According to the Coalition for Headache and Migraine Patients (CHAMP), June is recognized by the federal government as National Migraine and Headache Awareness Month.

More than 38 million people in the United States experience migraines or some type of tension headache with 2 -3 million of them experiencing chronic migraines.

The exact causes of migraines are unknown.  People with migraine or tension headaches may have a tendency to be affected by certain triggers such as fatigue, bright lights, weather changes and hypertension.

Some symptoms of migraine or tension headaches are:

  • Throbbing pain, numbness, weakness
  • Sensitivity to light
  • Sensitivity to sound
  • Nausea
  • Diarrhea
  • Vertigo
  • Mood changes
  • Neck pain
  • Vision changes

Treatment for migraine or tension headaches depends on the how often or how severe the headache is, the level of disability your headache may cause and contributing medical conditions you may have.

Over the counter medications such as anti-nausea or Ibuprofen may help with more minor episodes, but if you are experiencing multiple headaches per month lasting more than 12 hours, over the counter medications aren’t helping and your migraine symptoms include numbness or weakness, it is best to consult your physician.

If you are experiencing painful migraine or tension headaches, the Ambulatory Care Center at Jamaica Hospital Medical Center has convenient hours and days of operation.  To schedule an appointment, call 718-206-7001.

To learn more about migraines and tension headaches visit – https://migraine.com/migraine-statistics/

All content of this newsletter is intended for general information purposes only and is not intended or implied to be a substitute for professional medical advice, diagnosis or treatment.

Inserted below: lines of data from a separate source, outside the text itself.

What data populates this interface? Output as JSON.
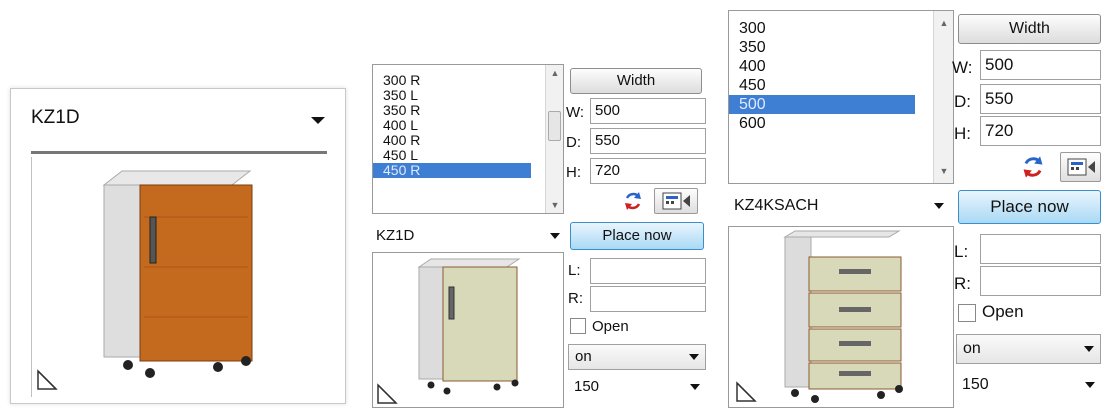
{
  "panel1": {
    "combo_value": "KZ1D"
  },
  "panel2": {
    "list_items": [
      "300  R",
      "350 L",
      "350  R",
      "400 L",
      "400  R",
      "450 L",
      "450  R"
    ],
    "selected_index": 6,
    "width_label": "Width",
    "w_label": "W:",
    "w_value": "500",
    "d_label": "D:",
    "d_value": "550",
    "h_label": "H:",
    "h_value": "720",
    "combo_value": "KZ1D",
    "place_label": "Place now",
    "l_label": "L:",
    "r_label": "R:",
    "open_label": "Open",
    "on_value": "on",
    "size_value": "150"
  },
  "panel3": {
    "list_items": [
      "300",
      "350",
      "400",
      "450",
      "500",
      "600"
    ],
    "selected_index": 4,
    "width_label": "Width",
    "w_label": "W:",
    "w_value": "500",
    "d_label": "D:",
    "d_value": "550",
    "h_label": "H:",
    "h_value": "720",
    "combo_value": "KZ4KSACH",
    "place_label": "Place now",
    "l_label": "L:",
    "r_label": "R:",
    "open_label": "Open",
    "on_value": "on",
    "size_value": "150"
  },
  "icons": [
    "refresh-icon",
    "calculator-icon",
    "dropdown-arrow-icon",
    "perspective-corner-icon"
  ],
  "colors": {
    "selection": "#3f7fd3",
    "place_button": "#a9d9f5",
    "wood_door": "#c46a1e",
    "green_door": "#d8d9b8"
  }
}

Please consult a medical professional before adopting any of the suggestions on this page. You must never disregard professional medical advice or delay seeking medical treatment based upon any content of this newsletter. PROMPTLY CONSULT YOUR PHYSICIAN OR CALL 911 IF YOU BELIEVE YOU HAVE A MEDICAL EMERGENCY.

Ovarian Cancer Awareness Month

 

Ovarian cancer is one of the most serious cancers affecting women. In the United States, an estimated 22,000 women will be diagnosed every year with this disease and approximately 14,250 will die because of it.  This type of cancer usually affects women who are in their fifties and sixties, and who typically have a family history of the disease. When the disease is detected early, the five year survival rate is approximately 92%.

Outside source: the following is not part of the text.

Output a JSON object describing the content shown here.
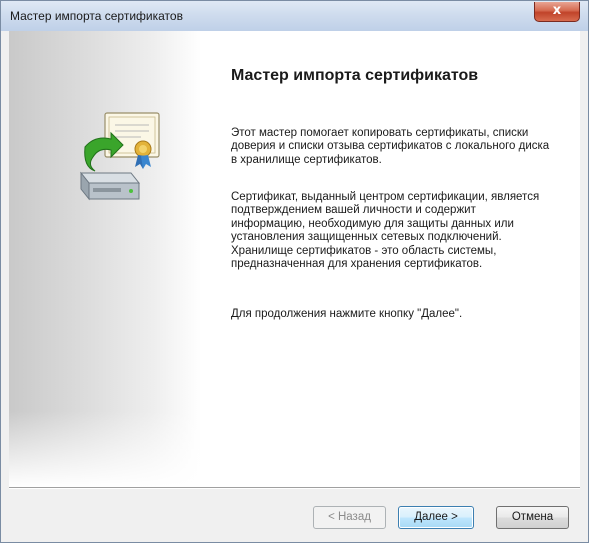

Symptoms of ovarian cancer are:

• Bloating
• Nausea, indigestion, gas, and constipation
• Abdominal and pelvic pain
• Fatigue
• Backaches
• Frequent Urination with urgency

When a physician suspects ovarian cancer, they will perform certain tests to confirm the diagnosis. The exam will include a blood test for the CA-125 genetic marker, an examination of the abdomen to see if there is tenderness, a pelvic exam, ultrasound, and a biopsy.

There are four main stages of ovarian cancer:

. Stage I – completely confined to one or both ovaries.
. Stage II – Found in one or both ovaries with spread to other pelvic organs (bladder, colon, rectum, uterus).
. Stage III – Cancer is found in one or both ovaries and has spread to the lining of the abdomen and/or the lymph nodes.
. Stage IV – Most advanced stage of the disease with spread to additional organs such as liver and lung.

Treatment options for ovarian cancer include chemotherapy, surgical removal of the affected organ(s), hormone therapy, and radiation. The type of treatment will be determined by the type of ovarian cancer, the age of the patient, and the stage of the disease.

Remember that early detection is important and just may save your life. All women should  see their OB/GYN once a year for a pelvic exam. If you would like to make an appointment at Jamaica Hospital Medical Center’s Women’s Health Center, please call 718-291-3276.

All content of this newsletter is intended for general information purposes only and is not intended or implied to be a substitute for professional medical advice, diagnosis or treatment. Please consult a medical professional before adopting any of the suggestions on this page. You must never disregard professional medical advice or delay seeking medical treatment based upon any content of this newsletter. PROMPTLY CONSULT YOUR PHYSICIAN OR CALL 911 IF YOU BELIEVE YOU HAVE A MEDICAL EMERGENCY.